Listed below are entries; give the number of lines among them that include "INERTIAL", and only that number.

[Source records]
====
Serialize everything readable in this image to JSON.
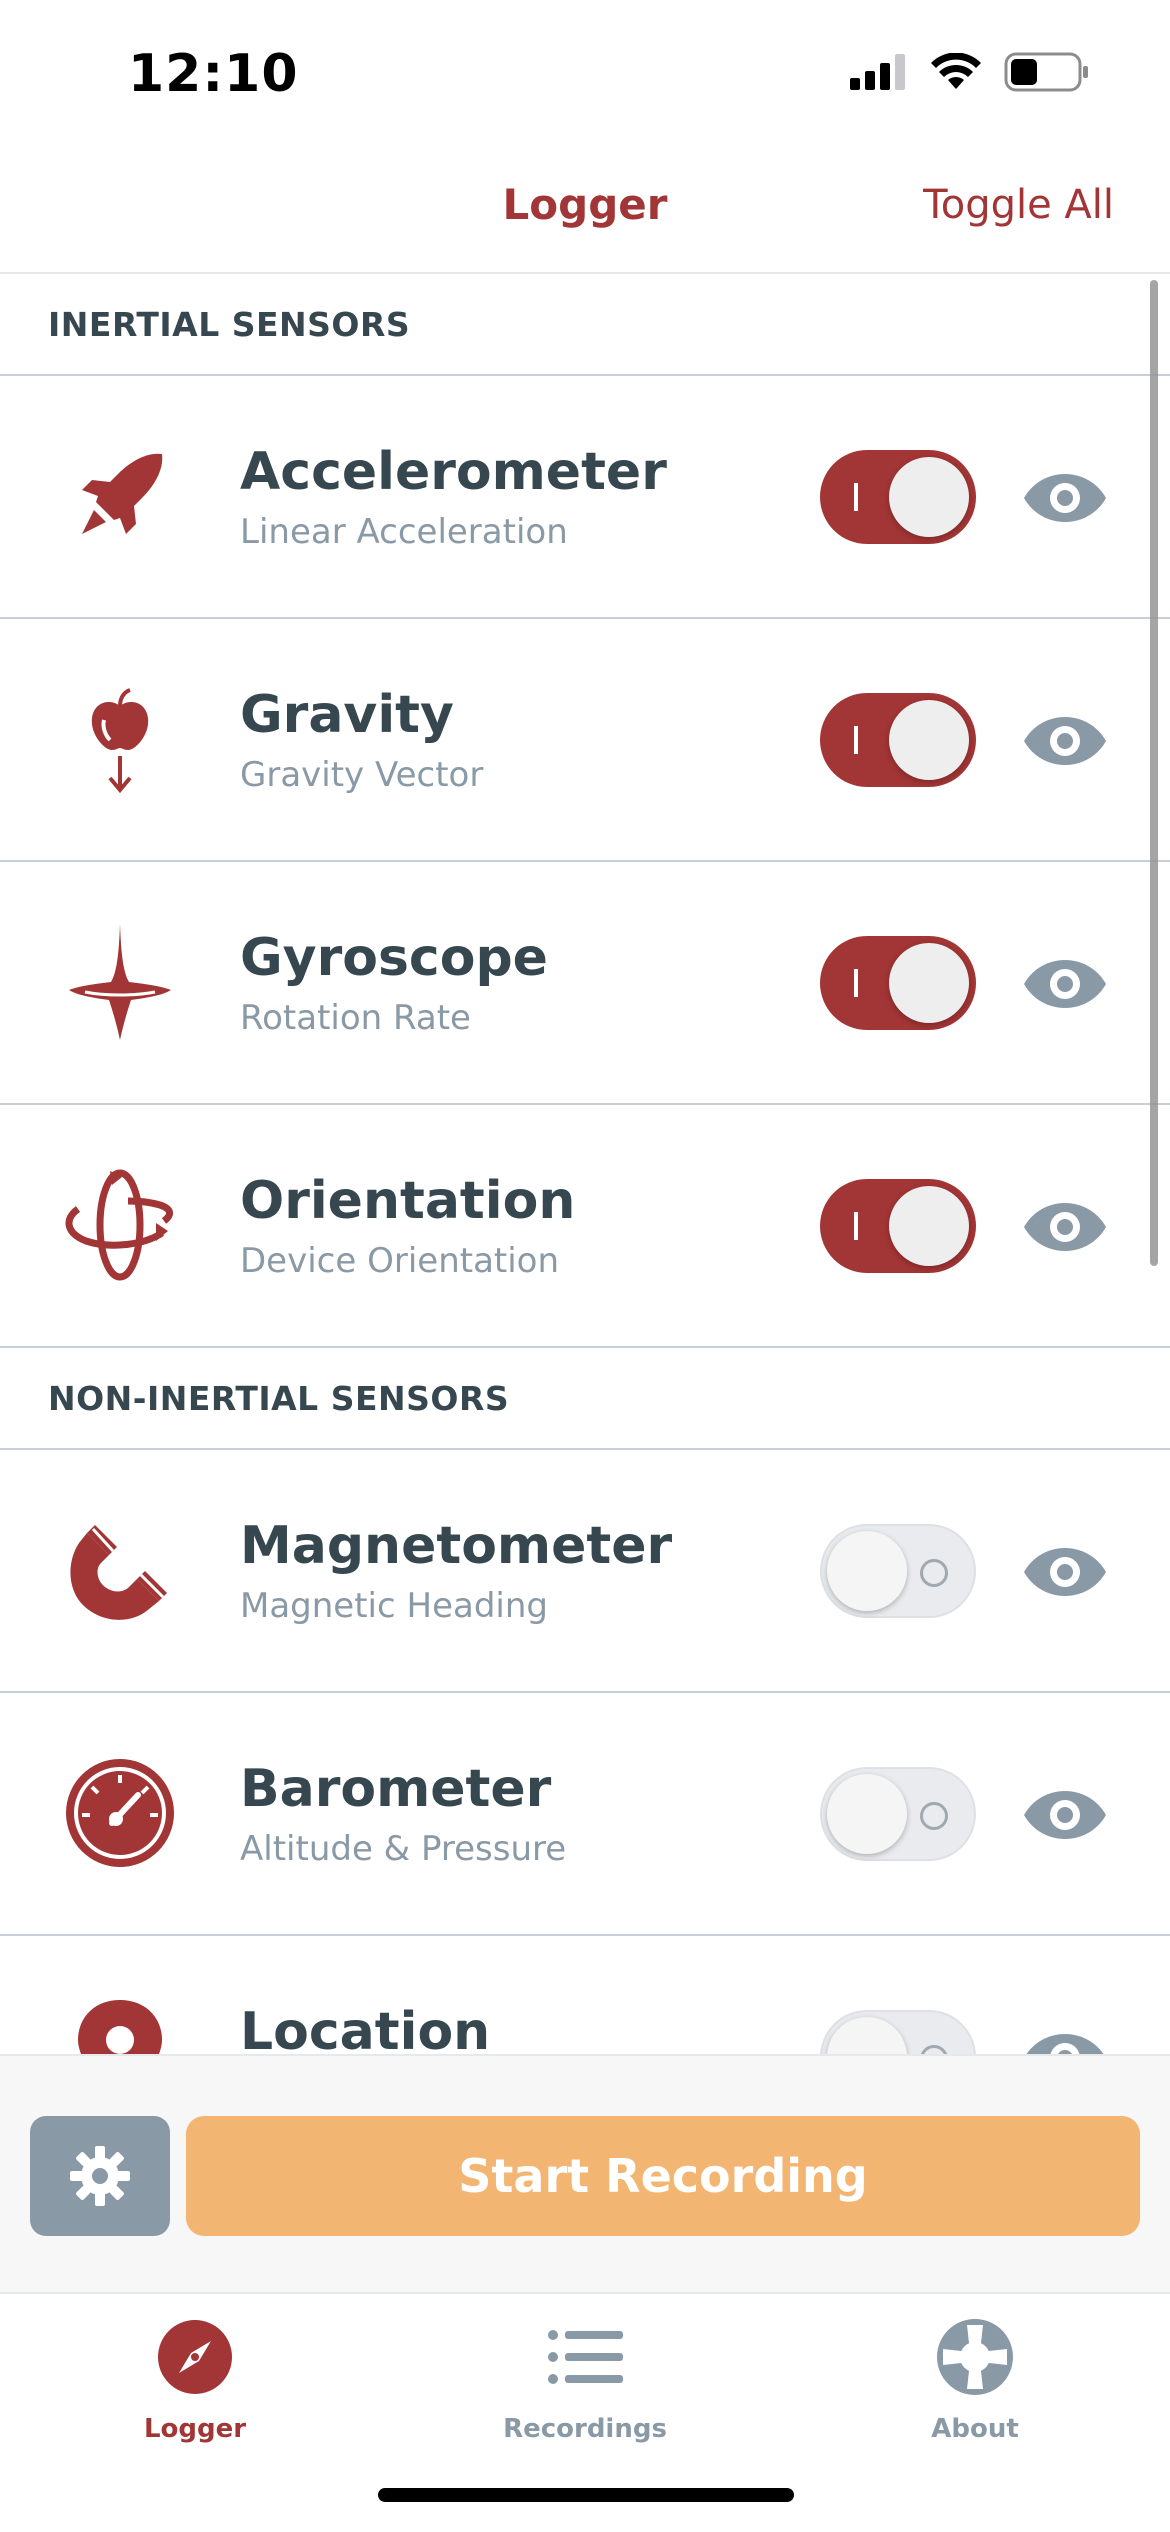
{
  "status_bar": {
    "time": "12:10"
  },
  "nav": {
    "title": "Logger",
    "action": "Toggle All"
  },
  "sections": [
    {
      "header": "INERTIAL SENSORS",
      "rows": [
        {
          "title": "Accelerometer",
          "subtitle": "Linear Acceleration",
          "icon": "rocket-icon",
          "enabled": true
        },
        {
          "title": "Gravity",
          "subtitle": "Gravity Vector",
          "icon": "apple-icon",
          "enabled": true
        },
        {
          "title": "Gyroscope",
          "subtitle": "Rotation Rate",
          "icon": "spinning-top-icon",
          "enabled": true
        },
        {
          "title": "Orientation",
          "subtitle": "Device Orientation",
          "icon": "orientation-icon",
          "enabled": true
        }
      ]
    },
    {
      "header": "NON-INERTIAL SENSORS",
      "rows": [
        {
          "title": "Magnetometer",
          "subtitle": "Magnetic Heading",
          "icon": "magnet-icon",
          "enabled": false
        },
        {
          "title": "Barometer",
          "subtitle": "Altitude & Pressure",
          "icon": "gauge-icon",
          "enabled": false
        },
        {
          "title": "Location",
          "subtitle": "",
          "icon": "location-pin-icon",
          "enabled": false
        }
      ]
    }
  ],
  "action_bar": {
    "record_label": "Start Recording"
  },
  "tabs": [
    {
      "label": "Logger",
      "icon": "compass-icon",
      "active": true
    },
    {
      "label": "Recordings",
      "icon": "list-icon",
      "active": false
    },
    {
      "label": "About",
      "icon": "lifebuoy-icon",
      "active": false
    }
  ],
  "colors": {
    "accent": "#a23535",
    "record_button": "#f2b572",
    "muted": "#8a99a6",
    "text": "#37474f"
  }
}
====
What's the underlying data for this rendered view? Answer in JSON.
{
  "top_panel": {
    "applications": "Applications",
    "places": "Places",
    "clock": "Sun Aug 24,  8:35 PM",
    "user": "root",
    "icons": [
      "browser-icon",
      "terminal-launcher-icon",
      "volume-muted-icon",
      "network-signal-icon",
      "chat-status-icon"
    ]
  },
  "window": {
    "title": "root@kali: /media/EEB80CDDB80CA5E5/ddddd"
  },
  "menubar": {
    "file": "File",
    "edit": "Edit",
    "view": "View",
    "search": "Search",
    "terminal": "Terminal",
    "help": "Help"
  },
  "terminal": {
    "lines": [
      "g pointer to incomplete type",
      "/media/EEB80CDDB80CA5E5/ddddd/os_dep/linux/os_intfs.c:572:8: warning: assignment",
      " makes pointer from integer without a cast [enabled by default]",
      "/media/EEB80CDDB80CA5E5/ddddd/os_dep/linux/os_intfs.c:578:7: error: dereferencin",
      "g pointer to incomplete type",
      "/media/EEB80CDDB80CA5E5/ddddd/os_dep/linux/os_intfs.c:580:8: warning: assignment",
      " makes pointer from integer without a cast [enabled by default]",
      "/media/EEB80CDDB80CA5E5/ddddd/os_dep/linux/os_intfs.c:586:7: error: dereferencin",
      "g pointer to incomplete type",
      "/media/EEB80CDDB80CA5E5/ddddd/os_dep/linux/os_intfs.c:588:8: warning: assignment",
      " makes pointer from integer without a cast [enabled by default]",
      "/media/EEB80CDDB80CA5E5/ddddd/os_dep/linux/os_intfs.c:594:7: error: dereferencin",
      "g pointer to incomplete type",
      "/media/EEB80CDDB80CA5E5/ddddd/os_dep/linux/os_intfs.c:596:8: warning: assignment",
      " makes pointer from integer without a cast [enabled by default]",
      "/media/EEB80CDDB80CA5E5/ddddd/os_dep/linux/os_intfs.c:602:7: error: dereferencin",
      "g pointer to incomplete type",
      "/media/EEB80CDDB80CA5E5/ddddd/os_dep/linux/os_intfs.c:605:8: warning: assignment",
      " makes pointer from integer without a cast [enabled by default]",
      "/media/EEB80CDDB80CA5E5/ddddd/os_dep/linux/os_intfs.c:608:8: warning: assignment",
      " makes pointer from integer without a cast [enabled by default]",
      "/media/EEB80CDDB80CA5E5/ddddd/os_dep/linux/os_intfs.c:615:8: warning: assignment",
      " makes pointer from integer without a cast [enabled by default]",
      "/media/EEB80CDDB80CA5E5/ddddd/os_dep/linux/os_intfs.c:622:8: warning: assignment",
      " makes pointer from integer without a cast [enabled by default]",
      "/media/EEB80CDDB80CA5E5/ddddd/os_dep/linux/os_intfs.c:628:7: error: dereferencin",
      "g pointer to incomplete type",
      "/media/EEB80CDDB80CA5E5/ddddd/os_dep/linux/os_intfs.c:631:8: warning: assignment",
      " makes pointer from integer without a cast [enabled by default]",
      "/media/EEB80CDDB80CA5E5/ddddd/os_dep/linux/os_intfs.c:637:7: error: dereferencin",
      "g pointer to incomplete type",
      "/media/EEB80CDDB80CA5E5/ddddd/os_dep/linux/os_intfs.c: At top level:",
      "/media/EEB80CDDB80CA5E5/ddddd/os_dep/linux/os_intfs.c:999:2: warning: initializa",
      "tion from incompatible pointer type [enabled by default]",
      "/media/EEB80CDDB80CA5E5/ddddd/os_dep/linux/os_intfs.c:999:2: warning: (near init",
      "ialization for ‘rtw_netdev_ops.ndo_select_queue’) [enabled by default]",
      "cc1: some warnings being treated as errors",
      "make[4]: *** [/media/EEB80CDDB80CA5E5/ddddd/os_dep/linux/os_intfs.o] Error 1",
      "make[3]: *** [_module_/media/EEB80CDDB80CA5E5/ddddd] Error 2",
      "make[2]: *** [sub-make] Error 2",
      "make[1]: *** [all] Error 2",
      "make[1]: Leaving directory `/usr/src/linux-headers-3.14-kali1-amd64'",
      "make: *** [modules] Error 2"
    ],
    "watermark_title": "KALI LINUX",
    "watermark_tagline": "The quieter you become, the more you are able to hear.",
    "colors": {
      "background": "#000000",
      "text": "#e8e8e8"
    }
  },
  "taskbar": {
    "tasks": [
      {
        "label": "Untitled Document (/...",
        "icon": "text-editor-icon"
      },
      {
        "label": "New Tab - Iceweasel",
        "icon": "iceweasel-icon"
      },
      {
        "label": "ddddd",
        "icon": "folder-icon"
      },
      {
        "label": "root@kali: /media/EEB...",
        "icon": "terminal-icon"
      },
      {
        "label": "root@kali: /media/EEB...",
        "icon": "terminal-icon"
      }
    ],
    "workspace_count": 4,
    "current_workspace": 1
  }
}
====
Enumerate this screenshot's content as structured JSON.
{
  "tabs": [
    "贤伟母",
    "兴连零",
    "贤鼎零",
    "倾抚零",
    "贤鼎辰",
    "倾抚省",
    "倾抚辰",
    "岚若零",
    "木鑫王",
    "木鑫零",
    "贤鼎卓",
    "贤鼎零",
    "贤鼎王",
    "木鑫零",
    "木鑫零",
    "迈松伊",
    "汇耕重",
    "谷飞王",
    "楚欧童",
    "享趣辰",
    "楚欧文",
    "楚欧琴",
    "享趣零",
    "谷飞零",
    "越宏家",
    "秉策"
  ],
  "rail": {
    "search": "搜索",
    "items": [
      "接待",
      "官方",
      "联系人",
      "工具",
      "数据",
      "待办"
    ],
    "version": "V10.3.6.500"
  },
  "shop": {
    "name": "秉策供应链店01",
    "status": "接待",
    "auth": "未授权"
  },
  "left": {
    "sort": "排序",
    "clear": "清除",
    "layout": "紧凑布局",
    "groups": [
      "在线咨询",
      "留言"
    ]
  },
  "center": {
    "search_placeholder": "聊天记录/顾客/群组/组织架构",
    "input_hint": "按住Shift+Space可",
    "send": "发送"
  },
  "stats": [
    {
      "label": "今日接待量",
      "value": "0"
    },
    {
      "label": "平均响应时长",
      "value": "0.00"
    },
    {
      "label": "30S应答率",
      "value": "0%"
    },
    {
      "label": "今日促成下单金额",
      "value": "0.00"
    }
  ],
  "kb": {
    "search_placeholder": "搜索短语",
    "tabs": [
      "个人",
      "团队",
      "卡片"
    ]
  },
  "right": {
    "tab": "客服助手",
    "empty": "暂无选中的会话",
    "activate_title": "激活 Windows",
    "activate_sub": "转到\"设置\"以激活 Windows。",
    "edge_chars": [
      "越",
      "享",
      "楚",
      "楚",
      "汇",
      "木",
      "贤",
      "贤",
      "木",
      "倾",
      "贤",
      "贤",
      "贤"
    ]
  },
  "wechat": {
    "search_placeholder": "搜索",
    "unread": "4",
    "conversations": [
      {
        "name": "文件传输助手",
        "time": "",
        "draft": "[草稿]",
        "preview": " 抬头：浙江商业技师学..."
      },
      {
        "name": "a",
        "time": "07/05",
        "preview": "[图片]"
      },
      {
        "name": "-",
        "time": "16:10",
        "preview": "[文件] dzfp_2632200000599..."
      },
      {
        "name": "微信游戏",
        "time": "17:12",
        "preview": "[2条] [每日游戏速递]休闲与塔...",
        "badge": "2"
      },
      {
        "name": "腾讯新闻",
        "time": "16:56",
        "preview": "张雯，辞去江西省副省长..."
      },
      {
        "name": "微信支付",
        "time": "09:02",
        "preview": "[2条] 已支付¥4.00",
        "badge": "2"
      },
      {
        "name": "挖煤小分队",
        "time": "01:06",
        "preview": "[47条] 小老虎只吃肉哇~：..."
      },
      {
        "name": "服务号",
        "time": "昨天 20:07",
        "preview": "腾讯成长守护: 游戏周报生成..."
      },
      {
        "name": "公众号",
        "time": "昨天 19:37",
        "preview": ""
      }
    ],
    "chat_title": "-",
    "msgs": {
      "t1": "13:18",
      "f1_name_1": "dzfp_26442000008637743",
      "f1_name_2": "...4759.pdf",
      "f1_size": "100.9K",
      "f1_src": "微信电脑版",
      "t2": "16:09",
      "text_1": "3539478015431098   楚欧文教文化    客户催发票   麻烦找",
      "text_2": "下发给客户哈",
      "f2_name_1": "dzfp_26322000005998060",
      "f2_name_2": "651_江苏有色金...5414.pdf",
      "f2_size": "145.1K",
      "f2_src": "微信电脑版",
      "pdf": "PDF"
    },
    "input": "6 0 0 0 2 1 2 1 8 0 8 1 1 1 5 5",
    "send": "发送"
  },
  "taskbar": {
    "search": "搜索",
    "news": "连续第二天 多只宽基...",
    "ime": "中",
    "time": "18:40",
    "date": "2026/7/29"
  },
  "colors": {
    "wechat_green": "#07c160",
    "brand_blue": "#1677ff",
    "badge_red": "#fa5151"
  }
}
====
Exercise result: 2